below taken from the manual, there are seven
cathode lines that go to the display. These seven
cathode lines service the entire four digits. To do this correctly, it is necessary to jump from one
anode to the other very quickly. The anode/digit is light by driving the input low.



But, back to t
he counter first. Here is the code for the counter.


counting : process(reset, pause, slow_clk, temp_count)


begin



if reset = '1' then



temp_count <= x"0000";


elsif pause = '1' then








temp_count <= temp_count;


else



if slow_clk'event and slow_clk=
'1' then




if temp_count < 50625 then





temp_count <= temp_count + 1;




else





temp_count <= x"0000";




end if;



end if;


end if;


count_out <= temp_count;


end process;

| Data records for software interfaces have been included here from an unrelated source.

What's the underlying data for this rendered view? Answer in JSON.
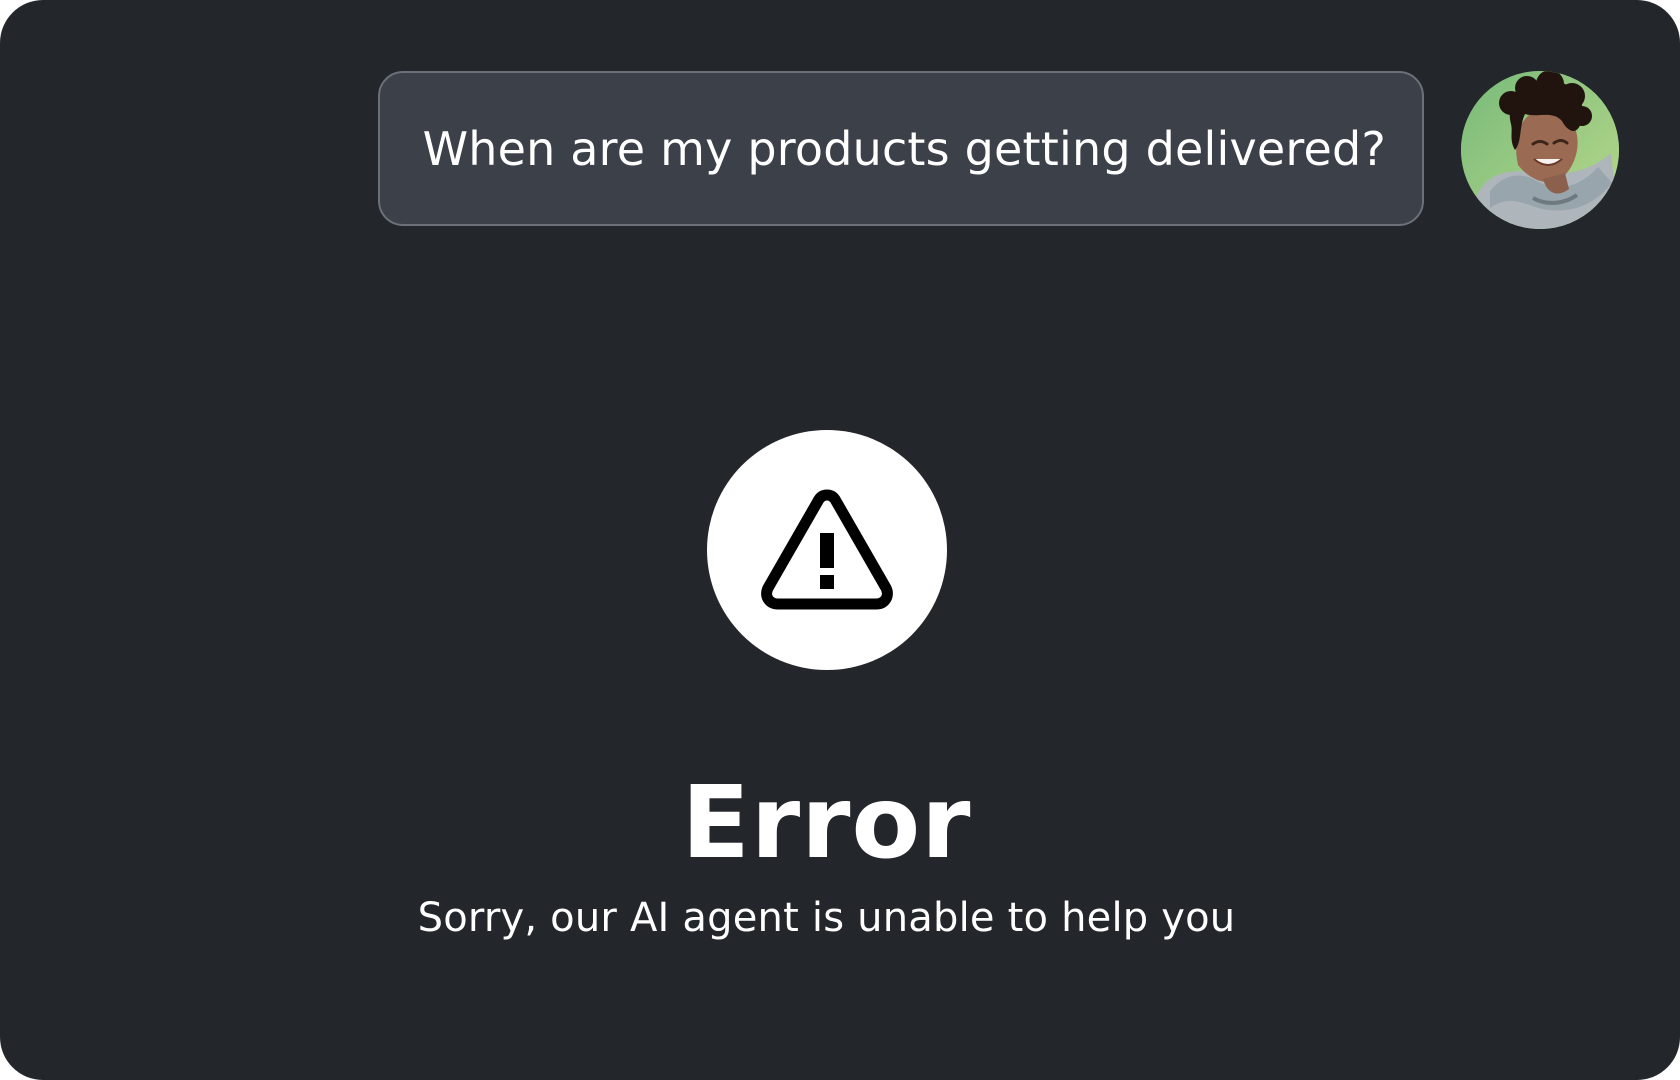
{
  "chat": {
    "user_message": "When are my products getting delivered?",
    "avatar_icon": "user-avatar-icon"
  },
  "error": {
    "icon": "warning-triangle-icon",
    "title": "Error",
    "message": "Sorry, our AI agent is unable to help you"
  },
  "colors": {
    "background": "#23262b",
    "bubble": "#3c4049",
    "bubble_border": "#6b7079",
    "text": "#ffffff",
    "warning_circle": "#ffffff",
    "warning_icon": "#000000"
  }
}
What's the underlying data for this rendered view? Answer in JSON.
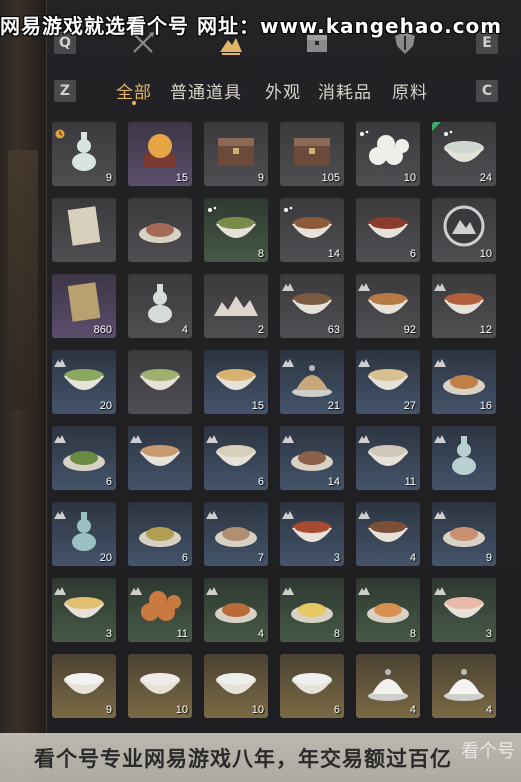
{
  "watermark": {
    "top": "网易游戏就选看个号  网址：www.kangehao.com",
    "bottom": "看个号专业网易游戏八年，年交易额过百亿",
    "logo": "看个号"
  },
  "keys": {
    "q": "Q",
    "e": "E",
    "z": "Z",
    "c": "C"
  },
  "categories": [
    {
      "name": "swords-icon"
    },
    {
      "name": "mountain-icon",
      "active": true
    },
    {
      "name": "chest-icon"
    },
    {
      "name": "shield-icon"
    }
  ],
  "tabs": [
    {
      "label": "全部",
      "active": true
    },
    {
      "label": "普通道具"
    },
    {
      "label": "外观"
    },
    {
      "label": "消耗品"
    },
    {
      "label": "原料"
    }
  ],
  "colors": {
    "accent": "#e0b56a",
    "qty": "#ffffff"
  },
  "items": [
    {
      "icon": "gourd-vase",
      "qty": "9",
      "rarity": "gray",
      "badge": "clock"
    },
    {
      "icon": "golden-orb",
      "qty": "15",
      "rarity": "purple"
    },
    {
      "icon": "wooden-chest",
      "qty": "9",
      "rarity": "gray"
    },
    {
      "icon": "wooden-chest",
      "qty": "105",
      "rarity": "gray"
    },
    {
      "icon": "steamed-buns",
      "qty": "10",
      "rarity": "gray",
      "badge": "sparkle"
    },
    {
      "icon": "porridge-bowl",
      "qty": "24",
      "rarity": "gray",
      "badge": "tag-sparkle"
    },
    {
      "icon": "letter-scroll",
      "qty": "",
      "rarity": "gray"
    },
    {
      "icon": "meat-slice",
      "qty": "",
      "rarity": "gray"
    },
    {
      "icon": "veggie-dish",
      "qty": "8",
      "rarity": "green",
      "badge": "sparkle"
    },
    {
      "icon": "stew-pot",
      "qty": "14",
      "rarity": "gray",
      "badge": "sparkle"
    },
    {
      "icon": "red-stew",
      "qty": "6",
      "rarity": "gray"
    },
    {
      "icon": "mountain-token",
      "qty": "10",
      "rarity": "gray"
    },
    {
      "icon": "talisman",
      "qty": "860",
      "rarity": "purple"
    },
    {
      "icon": "flower-vase",
      "qty": "4",
      "rarity": "gray"
    },
    {
      "icon": "snow-mountains",
      "qty": "2",
      "rarity": "gray"
    },
    {
      "icon": "meat-stew",
      "qty": "63",
      "rarity": "gray",
      "badge": "mountain"
    },
    {
      "icon": "fried-dish",
      "qty": "92",
      "rarity": "gray",
      "badge": "mountain"
    },
    {
      "icon": "soup-pot",
      "qty": "12",
      "rarity": "gray",
      "badge": "mountain"
    },
    {
      "icon": "green-soup",
      "qty": "20",
      "rarity": "blue",
      "badge": "mountain"
    },
    {
      "icon": "green-noodle",
      "qty": "",
      "rarity": "gray"
    },
    {
      "icon": "egg-soup",
      "qty": "15",
      "rarity": "blue"
    },
    {
      "icon": "bun-steamer",
      "qty": "21",
      "rarity": "blue",
      "badge": "mountain"
    },
    {
      "icon": "noodle-bowl",
      "qty": "27",
      "rarity": "blue",
      "badge": "mountain"
    },
    {
      "icon": "noodle-plate",
      "qty": "16",
      "rarity": "blue",
      "badge": "mountain"
    },
    {
      "icon": "greens-plate",
      "qty": "6",
      "rarity": "blue",
      "badge": "mountain"
    },
    {
      "icon": "soup-bowl",
      "qty": "",
      "rarity": "blue",
      "badge": "mountain"
    },
    {
      "icon": "tofu-soup",
      "qty": "6",
      "rarity": "blue",
      "badge": "mountain"
    },
    {
      "icon": "meat-plate",
      "qty": "14",
      "rarity": "blue",
      "badge": "mountain"
    },
    {
      "icon": "rice-bowl",
      "qty": "11",
      "rarity": "blue",
      "badge": "mountain"
    },
    {
      "icon": "wine-vase",
      "qty": "",
      "rarity": "blue",
      "badge": "mountain"
    },
    {
      "icon": "blue-vase",
      "qty": "20",
      "rarity": "blue",
      "badge": "mountain"
    },
    {
      "icon": "grain-plate",
      "qty": "6",
      "rarity": "blue"
    },
    {
      "icon": "dumpling-plate",
      "qty": "7",
      "rarity": "blue",
      "badge": "mountain"
    },
    {
      "icon": "chili-bowl",
      "qty": "3",
      "rarity": "blue",
      "badge": "mountain"
    },
    {
      "icon": "clay-pot",
      "qty": "4",
      "rarity": "blue",
      "badge": "mountain"
    },
    {
      "icon": "pork-slices",
      "qty": "9",
      "rarity": "blue",
      "badge": "mountain"
    },
    {
      "icon": "custard-bowl",
      "qty": "3",
      "rarity": "green",
      "badge": "mountain"
    },
    {
      "icon": "meatballs",
      "qty": "11",
      "rarity": "green",
      "badge": "mountain"
    },
    {
      "icon": "fried-bites",
      "qty": "4",
      "rarity": "green",
      "badge": "mountain"
    },
    {
      "icon": "egg-plate",
      "qty": "8",
      "rarity": "green",
      "badge": "mountain"
    },
    {
      "icon": "layer-cake",
      "qty": "8",
      "rarity": "green",
      "badge": "mountain"
    },
    {
      "icon": "peach-bun",
      "qty": "3",
      "rarity": "green",
      "badge": "mountain"
    },
    {
      "icon": "white-bowl",
      "qty": "9",
      "rarity": "gold"
    },
    {
      "icon": "floral-bowl",
      "qty": "10",
      "rarity": "gold"
    },
    {
      "icon": "painted-bowl",
      "qty": "10",
      "rarity": "gold"
    },
    {
      "icon": "rooster-bowl",
      "qty": "6",
      "rarity": "gold"
    },
    {
      "icon": "lidded-bowl",
      "qty": "4",
      "rarity": "gold"
    },
    {
      "icon": "porcelain-lid",
      "qty": "4",
      "rarity": "gold"
    }
  ]
}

The code is an “up” counter since it has a “+”. This is actually just numeri
cal addition. If the
student glances back to the library declaration of the counter file they will observe this.


use IEEE.STD_LOGIC_arith.ALL;

use IEEE.STD_LOGIC_unsigned.ALL;


These two lines allow the VHDL to be able to use and understand arithmetic operations such as
addition, subtraction and less than. If these two lines are removed, the project will have errors
since the rest of the program will not know how to deal with m
athematical operations.


In the case of the code above, this counter counts up to around 50,000 (65,535 to be exact). This
number “50625” was chosen because it is 15 to the fourth power and is therefore close to the
maximum number possible to be displa
yed. The key here to remember is that the designer can
use to count up to any number they choose. Once it hits the magic number the designer can also
determine where the count will again begin. The designer could create a counter that counts
from 50 to

150. Whatever is needed. There is also a clock divider that slows the 50MHz
onboard oscillator down to a level where it can be viewed. If the entire signal was being driven at
50MHz, the digits would all seem to glow as they would be changing to fast
for the human eye to
differentiate.


The clock divider determines the frequency of the slow clock. Basically the slow clock is the
output of the clock divider’s MSB. When the clock divider’s MSB is low then slow clock is low.
When the clock divider’s MSB

is high then slow clock is high.


Every rising edge of the clock signal (50 MHz clock) will increment the clock divider. That means
that the frequency of the slow clock is the frequency of the clock signal divided by , where
n
is the
number of bits in th
e clock divider signal. Each period of the slow clock increments the counter so
the time it takes for the counter to increment is divided by the frequency of the clock signal.


The clock input is tied to the 50 MHz clock and the clock divider signal has t
wo bits. The
frequency of the slow clock is calculated to be 12.5 MHz and the period is 80 ns.







12.5 MHz is much too fast. The counter is incrementing every 80 ns. If the clock divider is
changed to 24 bits then the slow clock will operate at less than 3
Hz and the counter will increment
every 0.3 seconds.


Making the clock divider signal 24 bits will slow the counter enough so the changes can be seen in
the LED’s.